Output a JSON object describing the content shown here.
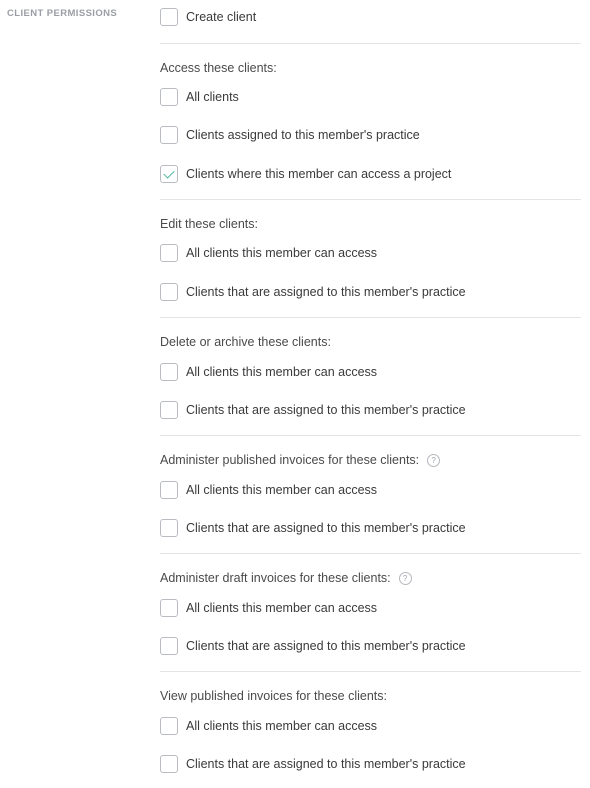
{
  "section": {
    "label": "CLIENT PERMISSIONS"
  },
  "create_client": {
    "label": "Create client",
    "checked": false
  },
  "groups": [
    {
      "title": "Access these clients:",
      "options": [
        {
          "label": "All clients",
          "checked": false
        },
        {
          "label": "Clients assigned to this member's practice",
          "checked": false
        },
        {
          "label": "Clients where this member can access a project",
          "checked": true
        }
      ]
    },
    {
      "title": "Edit these clients:",
      "options": [
        {
          "label": "All clients this member can access",
          "checked": false
        },
        {
          "label": "Clients that are assigned to this member's practice",
          "checked": false
        }
      ]
    },
    {
      "title": "Delete or archive these clients:",
      "options": [
        {
          "label": "All clients this member can access",
          "checked": false
        },
        {
          "label": "Clients that are assigned to this member's practice",
          "checked": false
        }
      ]
    },
    {
      "title": "Administer published invoices for these clients:",
      "help": "?",
      "options": [
        {
          "label": "All clients this member can access",
          "checked": false
        },
        {
          "label": "Clients that are assigned to this member's practice",
          "checked": false
        }
      ]
    },
    {
      "title": "Administer draft invoices for these clients:",
      "help": "?",
      "options": [
        {
          "label": "All clients this member can access",
          "checked": false
        },
        {
          "label": "Clients that are assigned to this member's practice",
          "checked": false
        }
      ]
    },
    {
      "title": "View published invoices for these clients:",
      "options": [
        {
          "label": "All clients this member can access",
          "checked": false
        },
        {
          "label": "Clients that are assigned to this member's practice",
          "checked": false
        }
      ]
    }
  ]
}
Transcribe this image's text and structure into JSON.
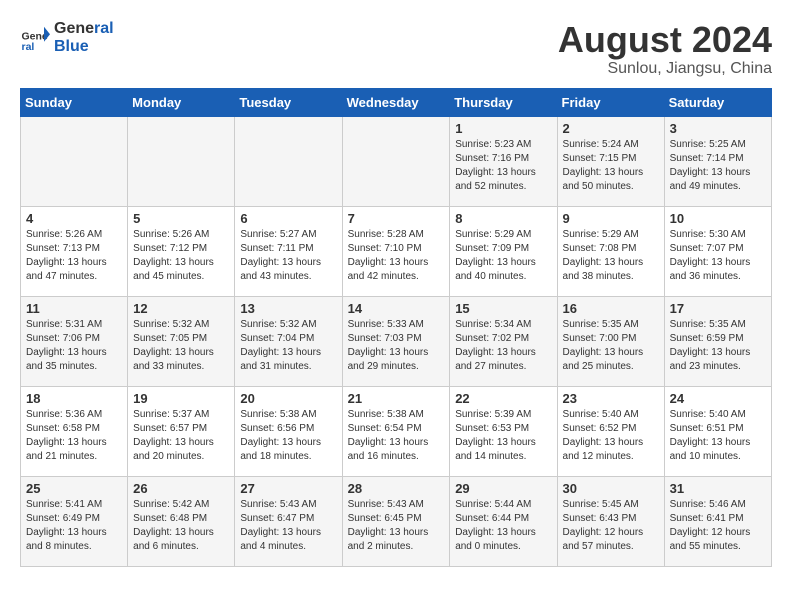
{
  "header": {
    "logo_line1": "General",
    "logo_line2": "Blue",
    "title": "August 2024",
    "subtitle": "Sunlou, Jiangsu, China"
  },
  "days_of_week": [
    "Sunday",
    "Monday",
    "Tuesday",
    "Wednesday",
    "Thursday",
    "Friday",
    "Saturday"
  ],
  "weeks": [
    [
      {
        "day": "",
        "info": ""
      },
      {
        "day": "",
        "info": ""
      },
      {
        "day": "",
        "info": ""
      },
      {
        "day": "",
        "info": ""
      },
      {
        "day": "1",
        "info": "Sunrise: 5:23 AM\nSunset: 7:16 PM\nDaylight: 13 hours\nand 52 minutes."
      },
      {
        "day": "2",
        "info": "Sunrise: 5:24 AM\nSunset: 7:15 PM\nDaylight: 13 hours\nand 50 minutes."
      },
      {
        "day": "3",
        "info": "Sunrise: 5:25 AM\nSunset: 7:14 PM\nDaylight: 13 hours\nand 49 minutes."
      }
    ],
    [
      {
        "day": "4",
        "info": "Sunrise: 5:26 AM\nSunset: 7:13 PM\nDaylight: 13 hours\nand 47 minutes."
      },
      {
        "day": "5",
        "info": "Sunrise: 5:26 AM\nSunset: 7:12 PM\nDaylight: 13 hours\nand 45 minutes."
      },
      {
        "day": "6",
        "info": "Sunrise: 5:27 AM\nSunset: 7:11 PM\nDaylight: 13 hours\nand 43 minutes."
      },
      {
        "day": "7",
        "info": "Sunrise: 5:28 AM\nSunset: 7:10 PM\nDaylight: 13 hours\nand 42 minutes."
      },
      {
        "day": "8",
        "info": "Sunrise: 5:29 AM\nSunset: 7:09 PM\nDaylight: 13 hours\nand 40 minutes."
      },
      {
        "day": "9",
        "info": "Sunrise: 5:29 AM\nSunset: 7:08 PM\nDaylight: 13 hours\nand 38 minutes."
      },
      {
        "day": "10",
        "info": "Sunrise: 5:30 AM\nSunset: 7:07 PM\nDaylight: 13 hours\nand 36 minutes."
      }
    ],
    [
      {
        "day": "11",
        "info": "Sunrise: 5:31 AM\nSunset: 7:06 PM\nDaylight: 13 hours\nand 35 minutes."
      },
      {
        "day": "12",
        "info": "Sunrise: 5:32 AM\nSunset: 7:05 PM\nDaylight: 13 hours\nand 33 minutes."
      },
      {
        "day": "13",
        "info": "Sunrise: 5:32 AM\nSunset: 7:04 PM\nDaylight: 13 hours\nand 31 minutes."
      },
      {
        "day": "14",
        "info": "Sunrise: 5:33 AM\nSunset: 7:03 PM\nDaylight: 13 hours\nand 29 minutes."
      },
      {
        "day": "15",
        "info": "Sunrise: 5:34 AM\nSunset: 7:02 PM\nDaylight: 13 hours\nand 27 minutes."
      },
      {
        "day": "16",
        "info": "Sunrise: 5:35 AM\nSunset: 7:00 PM\nDaylight: 13 hours\nand 25 minutes."
      },
      {
        "day": "17",
        "info": "Sunrise: 5:35 AM\nSunset: 6:59 PM\nDaylight: 13 hours\nand 23 minutes."
      }
    ],
    [
      {
        "day": "18",
        "info": "Sunrise: 5:36 AM\nSunset: 6:58 PM\nDaylight: 13 hours\nand 21 minutes."
      },
      {
        "day": "19",
        "info": "Sunrise: 5:37 AM\nSunset: 6:57 PM\nDaylight: 13 hours\nand 20 minutes."
      },
      {
        "day": "20",
        "info": "Sunrise: 5:38 AM\nSunset: 6:56 PM\nDaylight: 13 hours\nand 18 minutes."
      },
      {
        "day": "21",
        "info": "Sunrise: 5:38 AM\nSunset: 6:54 PM\nDaylight: 13 hours\nand 16 minutes."
      },
      {
        "day": "22",
        "info": "Sunrise: 5:39 AM\nSunset: 6:53 PM\nDaylight: 13 hours\nand 14 minutes."
      },
      {
        "day": "23",
        "info": "Sunrise: 5:40 AM\nSunset: 6:52 PM\nDaylight: 13 hours\nand 12 minutes."
      },
      {
        "day": "24",
        "info": "Sunrise: 5:40 AM\nSunset: 6:51 PM\nDaylight: 13 hours\nand 10 minutes."
      }
    ],
    [
      {
        "day": "25",
        "info": "Sunrise: 5:41 AM\nSunset: 6:49 PM\nDaylight: 13 hours\nand 8 minutes."
      },
      {
        "day": "26",
        "info": "Sunrise: 5:42 AM\nSunset: 6:48 PM\nDaylight: 13 hours\nand 6 minutes."
      },
      {
        "day": "27",
        "info": "Sunrise: 5:43 AM\nSunset: 6:47 PM\nDaylight: 13 hours\nand 4 minutes."
      },
      {
        "day": "28",
        "info": "Sunrise: 5:43 AM\nSunset: 6:45 PM\nDaylight: 13 hours\nand 2 minutes."
      },
      {
        "day": "29",
        "info": "Sunrise: 5:44 AM\nSunset: 6:44 PM\nDaylight: 13 hours\nand 0 minutes."
      },
      {
        "day": "30",
        "info": "Sunrise: 5:45 AM\nSunset: 6:43 PM\nDaylight: 12 hours\nand 57 minutes."
      },
      {
        "day": "31",
        "info": "Sunrise: 5:46 AM\nSunset: 6:41 PM\nDaylight: 12 hours\nand 55 minutes."
      }
    ]
  ]
}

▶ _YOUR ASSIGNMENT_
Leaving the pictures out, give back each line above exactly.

▶ _RESPONSE BOX_
Output a JSON object describing the content shown here.
{
  "section": {
    "label": "CLIENT PERMISSIONS"
  },
  "create_client": {
    "label": "Create client",
    "checked": false
  },
  "groups": [
    {
      "title": "Access these clients:",
      "options": [
        {
          "label": "All clients",
          "checked": false
        },
        {
          "label": "Clients assigned to this member's practice",
          "checked": false
        },
        {
          "label": "Clients where this member can access a project",
          "checked": true
        }
      ]
    },
    {
      "title": "Edit these clients:",
      "options": [
        {
          "label": "All clients this member can access",
          "checked": false
        },
        {
          "label": "Clients that are assigned to this member's practice",
          "checked": false
        }
      ]
    },
    {
      "title": "Delete or archive these clients:",
      "options": [
        {
          "label": "All clients this member can access",
          "checked": false
        },
        {
          "label": "Clients that are assigned to this member's practice",
          "checked": false
        }
      ]
    },
    {
      "title": "Administer published invoices for these clients:",
      "help": "?",
      "options": [
        {
          "label": "All clients this member can access",
          "checked": false
        },
        {
          "label": "Clients that are assigned to this member's practice",
          "checked": false
        }
      ]
    },
    {
      "title": "Administer draft invoices for these clients:",
      "help": "?",
      "options": [
        {
          "label": "All clients this member can access",
          "checked": false
        },
        {
          "label": "Clients that are assigned to this member's practice",
          "checked": false
        }
      ]
    },
    {
      "title": "View published invoices for these clients:",
      "options": [
        {
          "label": "All clients this member can access",
          "checked": false
        },
        {
          "label": "Clients that are assigned to this member's practice",
          "checked": false
        }
      ]
    }
  ]
}
Transcribe this image's text and structure into JSON.
{
  "header": {
    "logo_line1": "General",
    "logo_line2": "Blue",
    "title": "August 2024",
    "subtitle": "Sunlou, Jiangsu, China"
  },
  "days_of_week": [
    "Sunday",
    "Monday",
    "Tuesday",
    "Wednesday",
    "Thursday",
    "Friday",
    "Saturday"
  ],
  "weeks": [
    [
      {
        "day": "",
        "info": ""
      },
      {
        "day": "",
        "info": ""
      },
      {
        "day": "",
        "info": ""
      },
      {
        "day": "",
        "info": ""
      },
      {
        "day": "1",
        "info": "Sunrise: 5:23 AM\nSunset: 7:16 PM\nDaylight: 13 hours\nand 52 minutes."
      },
      {
        "day": "2",
        "info": "Sunrise: 5:24 AM\nSunset: 7:15 PM\nDaylight: 13 hours\nand 50 minutes."
      },
      {
        "day": "3",
        "info": "Sunrise: 5:25 AM\nSunset: 7:14 PM\nDaylight: 13 hours\nand 49 minutes."
      }
    ],
    [
      {
        "day": "4",
        "info": "Sunrise: 5:26 AM\nSunset: 7:13 PM\nDaylight: 13 hours\nand 47 minutes."
      },
      {
        "day": "5",
        "info": "Sunrise: 5:26 AM\nSunset: 7:12 PM\nDaylight: 13 hours\nand 45 minutes."
      },
      {
        "day": "6",
        "info": "Sunrise: 5:27 AM\nSunset: 7:11 PM\nDaylight: 13 hours\nand 43 minutes."
      },
      {
        "day": "7",
        "info": "Sunrise: 5:28 AM\nSunset: 7:10 PM\nDaylight: 13 hours\nand 42 minutes."
      },
      {
        "day": "8",
        "info": "Sunrise: 5:29 AM\nSunset: 7:09 PM\nDaylight: 13 hours\nand 40 minutes."
      },
      {
        "day": "9",
        "info": "Sunrise: 5:29 AM\nSunset: 7:08 PM\nDaylight: 13 hours\nand 38 minutes."
      },
      {
        "day": "10",
        "info": "Sunrise: 5:30 AM\nSunset: 7:07 PM\nDaylight: 13 hours\nand 36 minutes."
      }
    ],
    [
      {
        "day": "11",
        "info": "Sunrise: 5:31 AM\nSunset: 7:06 PM\nDaylight: 13 hours\nand 35 minutes."
      },
      {
        "day": "12",
        "info": "Sunrise: 5:32 AM\nSunset: 7:05 PM\nDaylight: 13 hours\nand 33 minutes."
      },
      {
        "day": "13",
        "info": "Sunrise: 5:32 AM\nSunset: 7:04 PM\nDaylight: 13 hours\nand 31 minutes."
      },
      {
        "day": "14",
        "info": "Sunrise: 5:33 AM\nSunset: 7:03 PM\nDaylight: 13 hours\nand 29 minutes."
      },
      {
        "day": "15",
        "info": "Sunrise: 5:34 AM\nSunset: 7:02 PM\nDaylight: 13 hours\nand 27 minutes."
      },
      {
        "day": "16",
        "info": "Sunrise: 5:35 AM\nSunset: 7:00 PM\nDaylight: 13 hours\nand 25 minutes."
      },
      {
        "day": "17",
        "info": "Sunrise: 5:35 AM\nSunset: 6:59 PM\nDaylight: 13 hours\nand 23 minutes."
      }
    ],
    [
      {
        "day": "18",
        "info": "Sunrise: 5:36 AM\nSunset: 6:58 PM\nDaylight: 13 hours\nand 21 minutes."
      },
      {
        "day": "19",
        "info": "Sunrise: 5:37 AM\nSunset: 6:57 PM\nDaylight: 13 hours\nand 20 minutes."
      },
      {
        "day": "20",
        "info": "Sunrise: 5:38 AM\nSunset: 6:56 PM\nDaylight: 13 hours\nand 18 minutes."
      },
      {
        "day": "21",
        "info": "Sunrise: 5:38 AM\nSunset: 6:54 PM\nDaylight: 13 hours\nand 16 minutes."
      },
      {
        "day": "22",
        "info": "Sunrise: 5:39 AM\nSunset: 6:53 PM\nDaylight: 13 hours\nand 14 minutes."
      },
      {
        "day": "23",
        "info": "Sunrise: 5:40 AM\nSunset: 6:52 PM\nDaylight: 13 hours\nand 12 minutes."
      },
      {
        "day": "24",
        "info": "Sunrise: 5:40 AM\nSunset: 6:51 PM\nDaylight: 13 hours\nand 10 minutes."
      }
    ],
    [
      {
        "day": "25",
        "info": "Sunrise: 5:41 AM\nSunset: 6:49 PM\nDaylight: 13 hours\nand 8 minutes."
      },
      {
        "day": "26",
        "info": "Sunrise: 5:42 AM\nSunset: 6:48 PM\nDaylight: 13 hours\nand 6 minutes."
      },
      {
        "day": "27",
        "info": "Sunrise: 5:43 AM\nSunset: 6:47 PM\nDaylight: 13 hours\nand 4 minutes."
      },
      {
        "day": "28",
        "info": "Sunrise: 5:43 AM\nSunset: 6:45 PM\nDaylight: 13 hours\nand 2 minutes."
      },
      {
        "day": "29",
        "info": "Sunrise: 5:44 AM\nSunset: 6:44 PM\nDaylight: 13 hours\nand 0 minutes."
      },
      {
        "day": "30",
        "info": "Sunrise: 5:45 AM\nSunset: 6:43 PM\nDaylight: 12 hours\nand 57 minutes."
      },
      {
        "day": "31",
        "info": "Sunrise: 5:46 AM\nSunset: 6:41 PM\nDaylight: 12 hours\nand 55 minutes."
      }
    ]
  ]
}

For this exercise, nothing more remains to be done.